→ ACTIVITY
Omit every picture and return the rest of the data unaltered.

[[ EXERCISE MATERIALS open ]]

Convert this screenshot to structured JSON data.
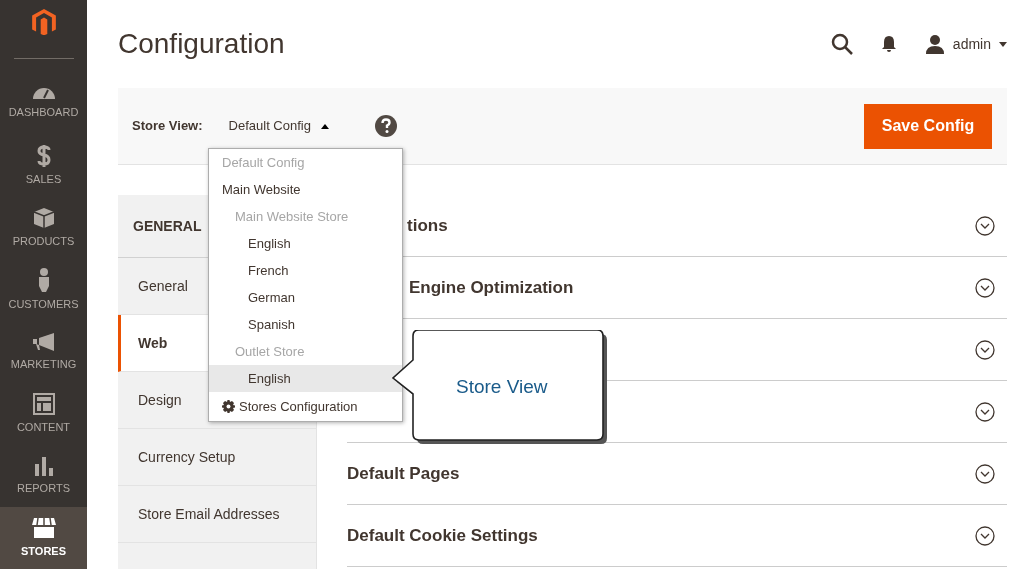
{
  "sidebar": {
    "items": [
      {
        "label": "DASHBOARD",
        "selected": false
      },
      {
        "label": "SALES",
        "selected": false
      },
      {
        "label": "PRODUCTS",
        "selected": false
      },
      {
        "label": "CUSTOMERS",
        "selected": false
      },
      {
        "label": "MARKETING",
        "selected": false
      },
      {
        "label": "CONTENT",
        "selected": false
      },
      {
        "label": "REPORTS",
        "selected": false
      },
      {
        "label": "STORES",
        "selected": true
      }
    ]
  },
  "header": {
    "title": "Configuration",
    "user": "admin"
  },
  "store_bar": {
    "label": "Store View:",
    "value": "Default Config",
    "save_button": "Save Config"
  },
  "dropdown": {
    "items": [
      {
        "label": "Default Config",
        "kind": "heading",
        "selected": false
      },
      {
        "label": "Main Website",
        "kind": "option",
        "selected": false,
        "children": [
          {
            "label": "Main Website Store",
            "kind": "heading",
            "selected": false,
            "children": [
              {
                "label": "English",
                "kind": "option",
                "selected": false
              },
              {
                "label": "French",
                "kind": "option",
                "selected": false
              },
              {
                "label": "German",
                "kind": "option",
                "selected": false
              },
              {
                "label": "Spanish",
                "kind": "option",
                "selected": false
              }
            ]
          },
          {
            "label": "Outlet Store",
            "kind": "heading",
            "selected": false,
            "children": [
              {
                "label": "English",
                "kind": "option",
                "selected": true
              }
            ]
          }
        ]
      }
    ],
    "footer": "Stores Configuration"
  },
  "callout": {
    "text": "Store View"
  },
  "config_nav": {
    "heading": "GENERAL",
    "items": [
      {
        "label": "General",
        "selected": false
      },
      {
        "label": "Web",
        "selected": true
      },
      {
        "label": "Design",
        "selected": false
      },
      {
        "label": "Currency Setup",
        "selected": false
      },
      {
        "label": "Store Email Addresses",
        "selected": false
      }
    ]
  },
  "sections": [
    {
      "title": "tions",
      "kind": "partial"
    },
    {
      "title": "Engine Optimization",
      "kind": "partial"
    },
    {
      "kind": "hidden"
    },
    {
      "kind": "hidden"
    },
    {
      "title": "Default Pages",
      "kind": "full"
    },
    {
      "title": "Default Cookie Settings",
      "kind": "full"
    }
  ]
}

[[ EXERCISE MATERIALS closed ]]

→ REPLY
Convert this screenshot to structured JSON data.
{
  "sidebar": {
    "items": [
      {
        "label": "DASHBOARD",
        "selected": false
      },
      {
        "label": "SALES",
        "selected": false
      },
      {
        "label": "PRODUCTS",
        "selected": false
      },
      {
        "label": "CUSTOMERS",
        "selected": false
      },
      {
        "label": "MARKETING",
        "selected": false
      },
      {
        "label": "CONTENT",
        "selected": false
      },
      {
        "label": "REPORTS",
        "selected": false
      },
      {
        "label": "STORES",
        "selected": true
      }
    ]
  },
  "header": {
    "title": "Configuration",
    "user": "admin"
  },
  "store_bar": {
    "label": "Store View:",
    "value": "Default Config",
    "save_button": "Save Config"
  },
  "dropdown": {
    "items": [
      {
        "label": "Default Config",
        "kind": "heading",
        "selected": false
      },
      {
        "label": "Main Website",
        "kind": "option",
        "selected": false,
        "children": [
          {
            "label": "Main Website Store",
            "kind": "heading",
            "selected": false,
            "children": [
              {
                "label": "English",
                "kind": "option",
                "selected": false
              },
              {
                "label": "French",
                "kind": "option",
                "selected": false
              },
              {
                "label": "German",
                "kind": "option",
                "selected": false
              },
              {
                "label": "Spanish",
                "kind": "option",
                "selected": false
              }
            ]
          },
          {
            "label": "Outlet Store",
            "kind": "heading",
            "selected": false,
            "children": [
              {
                "label": "English",
                "kind": "option",
                "selected": true
              }
            ]
          }
        ]
      }
    ],
    "footer": "Stores Configuration"
  },
  "callout": {
    "text": "Store View"
  },
  "config_nav": {
    "heading": "GENERAL",
    "items": [
      {
        "label": "General",
        "selected": false
      },
      {
        "label": "Web",
        "selected": true
      },
      {
        "label": "Design",
        "selected": false
      },
      {
        "label": "Currency Setup",
        "selected": false
      },
      {
        "label": "Store Email Addresses",
        "selected": false
      }
    ]
  },
  "sections": [
    {
      "title": "tions",
      "kind": "partial"
    },
    {
      "title": "Engine Optimization",
      "kind": "partial"
    },
    {
      "kind": "hidden"
    },
    {
      "kind": "hidden"
    },
    {
      "title": "Default Pages",
      "kind": "full"
    },
    {
      "title": "Default Cookie Settings",
      "kind": "full"
    }
  ]
}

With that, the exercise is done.